Throughout his career, Fonda personified for his audience decency, honesty, and integrity. According to Ephraim Katz, the author of the Film Encyclopedia (1994), “Fonda’s engaging sincerity, natural style of delivery and characteristically ‘American’ personality proved ideal for the screen” (p. 466). Of his acting Fonda said: “My goal is that the audience must never see the wheels go around, not see the work that goes into this. It must seem effortless and real. I don’t do anything very consciously except that my end results must never be obvious in any way” (New York Times, 13 Aug. 1982). John Steinbeck, the novelist whose character of Tom Joad Fonda brought to life in The Grapes of Wrath, said that Fonda “carries with him that excitement that can’t be learned, but he backs up his gift with grueling, conscientious work and agony of self-doubt” (New York Times, 13 Aug. 1982). At the ceremony given by the American Film Institute that honored Fonda, actor Jack Lemmon called him “the definitive American actor,” while actor Charlton Heston remarked that he “was one of the best actors America has produced this century. He proved it again and again both on stage and screen; the fact that he constantly divided his talent between the two, as few actors do, showed how much he cared about acting” (New York Times, 13 Aug. 1982).
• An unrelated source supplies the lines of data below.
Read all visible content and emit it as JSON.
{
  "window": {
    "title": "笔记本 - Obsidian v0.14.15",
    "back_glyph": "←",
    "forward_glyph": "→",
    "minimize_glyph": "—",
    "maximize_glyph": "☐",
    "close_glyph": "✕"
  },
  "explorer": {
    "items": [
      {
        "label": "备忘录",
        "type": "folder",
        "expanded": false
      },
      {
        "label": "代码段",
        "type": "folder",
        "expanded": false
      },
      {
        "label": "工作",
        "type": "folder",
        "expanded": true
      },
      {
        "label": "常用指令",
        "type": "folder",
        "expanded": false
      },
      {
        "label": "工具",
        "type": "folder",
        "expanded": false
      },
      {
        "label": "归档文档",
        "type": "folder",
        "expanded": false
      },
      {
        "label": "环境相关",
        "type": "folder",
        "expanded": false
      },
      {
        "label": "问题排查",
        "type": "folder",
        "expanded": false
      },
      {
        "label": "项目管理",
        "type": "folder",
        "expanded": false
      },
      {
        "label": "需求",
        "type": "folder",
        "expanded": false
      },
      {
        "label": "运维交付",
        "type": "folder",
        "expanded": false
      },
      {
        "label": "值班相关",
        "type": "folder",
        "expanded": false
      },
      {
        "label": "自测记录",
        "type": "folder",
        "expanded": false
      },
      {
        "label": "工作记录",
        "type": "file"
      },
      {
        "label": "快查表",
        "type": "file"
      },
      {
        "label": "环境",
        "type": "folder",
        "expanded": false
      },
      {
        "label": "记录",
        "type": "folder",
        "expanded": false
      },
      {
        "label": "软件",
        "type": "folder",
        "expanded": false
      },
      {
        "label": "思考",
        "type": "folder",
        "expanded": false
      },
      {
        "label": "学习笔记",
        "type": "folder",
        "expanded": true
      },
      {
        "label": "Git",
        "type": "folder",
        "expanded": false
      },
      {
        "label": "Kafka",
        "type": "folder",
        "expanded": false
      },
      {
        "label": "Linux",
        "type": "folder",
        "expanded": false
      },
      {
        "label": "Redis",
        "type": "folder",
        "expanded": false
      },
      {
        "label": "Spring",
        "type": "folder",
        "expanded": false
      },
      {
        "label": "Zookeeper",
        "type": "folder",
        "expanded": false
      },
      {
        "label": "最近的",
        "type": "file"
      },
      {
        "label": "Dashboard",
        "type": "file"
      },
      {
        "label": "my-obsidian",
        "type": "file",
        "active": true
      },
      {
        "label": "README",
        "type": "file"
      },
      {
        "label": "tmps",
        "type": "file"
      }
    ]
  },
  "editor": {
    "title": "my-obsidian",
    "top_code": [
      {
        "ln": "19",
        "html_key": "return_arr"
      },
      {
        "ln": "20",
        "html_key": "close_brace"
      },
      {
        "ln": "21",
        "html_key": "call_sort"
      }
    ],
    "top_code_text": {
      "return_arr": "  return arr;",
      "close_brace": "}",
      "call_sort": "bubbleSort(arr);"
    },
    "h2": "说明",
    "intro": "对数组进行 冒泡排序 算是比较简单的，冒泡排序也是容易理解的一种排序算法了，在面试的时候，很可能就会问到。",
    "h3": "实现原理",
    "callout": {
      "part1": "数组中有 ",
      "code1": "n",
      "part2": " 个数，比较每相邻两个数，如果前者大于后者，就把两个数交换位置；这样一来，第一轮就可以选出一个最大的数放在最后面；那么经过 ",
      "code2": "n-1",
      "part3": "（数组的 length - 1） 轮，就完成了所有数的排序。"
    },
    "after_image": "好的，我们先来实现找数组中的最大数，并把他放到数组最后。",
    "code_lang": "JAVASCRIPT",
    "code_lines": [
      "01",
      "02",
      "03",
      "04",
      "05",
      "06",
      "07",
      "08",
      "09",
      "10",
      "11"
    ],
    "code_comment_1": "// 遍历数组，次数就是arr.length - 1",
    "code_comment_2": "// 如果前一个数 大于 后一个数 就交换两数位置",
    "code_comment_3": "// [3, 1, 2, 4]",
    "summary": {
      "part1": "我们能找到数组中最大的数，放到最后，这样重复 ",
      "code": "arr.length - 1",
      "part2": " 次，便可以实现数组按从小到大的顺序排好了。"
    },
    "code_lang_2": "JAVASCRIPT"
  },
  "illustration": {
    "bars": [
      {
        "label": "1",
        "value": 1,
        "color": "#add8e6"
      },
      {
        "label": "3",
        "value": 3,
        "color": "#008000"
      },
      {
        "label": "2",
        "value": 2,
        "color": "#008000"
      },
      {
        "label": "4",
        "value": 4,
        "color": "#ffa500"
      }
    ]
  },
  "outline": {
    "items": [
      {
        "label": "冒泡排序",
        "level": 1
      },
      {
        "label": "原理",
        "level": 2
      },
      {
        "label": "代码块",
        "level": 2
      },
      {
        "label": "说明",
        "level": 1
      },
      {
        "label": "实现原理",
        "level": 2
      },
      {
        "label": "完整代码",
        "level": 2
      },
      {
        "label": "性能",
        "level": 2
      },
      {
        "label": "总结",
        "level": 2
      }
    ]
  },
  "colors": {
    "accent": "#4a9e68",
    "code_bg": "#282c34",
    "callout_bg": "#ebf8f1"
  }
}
Fonda’s autobiography My Life (1981), told to Howard Tiechmann, is informative. A number of biographies are also helpful, including Allen Roberts and Max Goldstein, Henry Fonda: A Biography (1984); Norma Goldstein, Henry Fonda (1982); and Michael Krebel, Henry Fonda (1975). Also of note, although incomplete, is John Springer, The Fondas: The Films and Careers of Henry, Jane and Peter (1970). A listing of the most important interviews and trade magazine articles regarding Fonda is included in the International Dictionary of Film and Filmmakers, vol. 3: Actors and Actresses (1986). Obituaries are in the New York Times and the Los Angeles Times, 13 Aug. 1982.
- Brando, Marlon (1924-2004), actor
- Barry, Philip (1896-1949), playwright
- Lincoln, Abraham (1809-1865), sixteenth president of the United States
- Hay, John Milton (1838-1905), diplomat and author
- Sullavan, Margaret (16 May 1909–01 January 1960), actress
- Rains, Claude (1889-1967), actor
- Connelly, Marc (1890-1980), playwright, screenwriter, and journalist
- Gaynor, Janet (1906-1984), actress
- Lang, Fritz (1890-1976), film director
- Davis, Bette (1908-1989), film, television, and stage actress
- Wyler, William (1902-1981), American film director and producer
- Ford, John (1895-1973), motion picture director
- Zanuck, Darryl F. (1902-1979), motion picture producer and film studio head
- Logan, Joshua (1908-1988), director, producer, playwright, lyricist, and actor
- Atkinson, Brooks (1894-1984), drama critic
- LeRoy, Mervyn (15 October 1900–13 September 1987), film director and producer
- Steinbeck, John (1902-1968), author
- Loy, Myrna (1905-1993), actress and political activist
- Lemmon, Jack (1925-2001), Oscar- and Emmy-winning actor
- Heston, Charlton (1923-2008), actor